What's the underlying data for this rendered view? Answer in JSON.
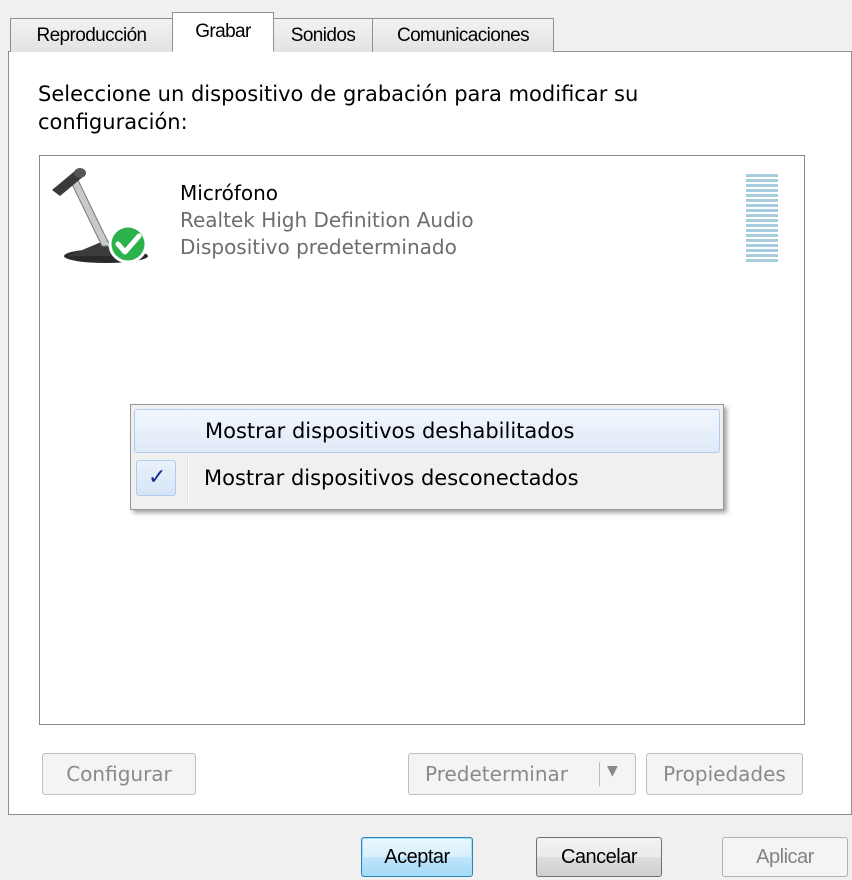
{
  "tabs": [
    {
      "label": "Reproducción",
      "active": false
    },
    {
      "label": "Grabar",
      "active": true
    },
    {
      "label": "Sonidos",
      "active": false
    },
    {
      "label": "Comunicaciones",
      "active": false
    }
  ],
  "instructions": "Seleccione un dispositivo de grabación para modificar su configuración:",
  "device": {
    "icon": "microphone-icon",
    "name": "Micrófono",
    "driver": "Realtek High Definition Audio",
    "status": "Dispositivo predeterminado",
    "default_badge_color": "#2bb24c"
  },
  "context_menu": {
    "items": [
      {
        "label": "Mostrar dispositivos deshabilitados",
        "checked": false
      },
      {
        "label": "Mostrar dispositivos desconectados",
        "checked": true
      }
    ],
    "check_glyph": "✓"
  },
  "panel_buttons": {
    "configure": "Configurar",
    "set_default": "Predeterminar",
    "set_default_arrow": "▼",
    "properties": "Propiedades"
  },
  "dialog_buttons": {
    "ok": "Aceptar",
    "cancel": "Cancelar",
    "apply": "Aplicar"
  },
  "colors": {
    "level_meter": "#a7cddf",
    "accent_button": "#3c7fb1",
    "menu_highlight": "#aeccf0"
  }
}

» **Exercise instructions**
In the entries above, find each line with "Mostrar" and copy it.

» **Solution to this exercise**
        "label": "Mostrar dispositivos deshabilitados",
        "label": "Mostrar dispositivos desconectados",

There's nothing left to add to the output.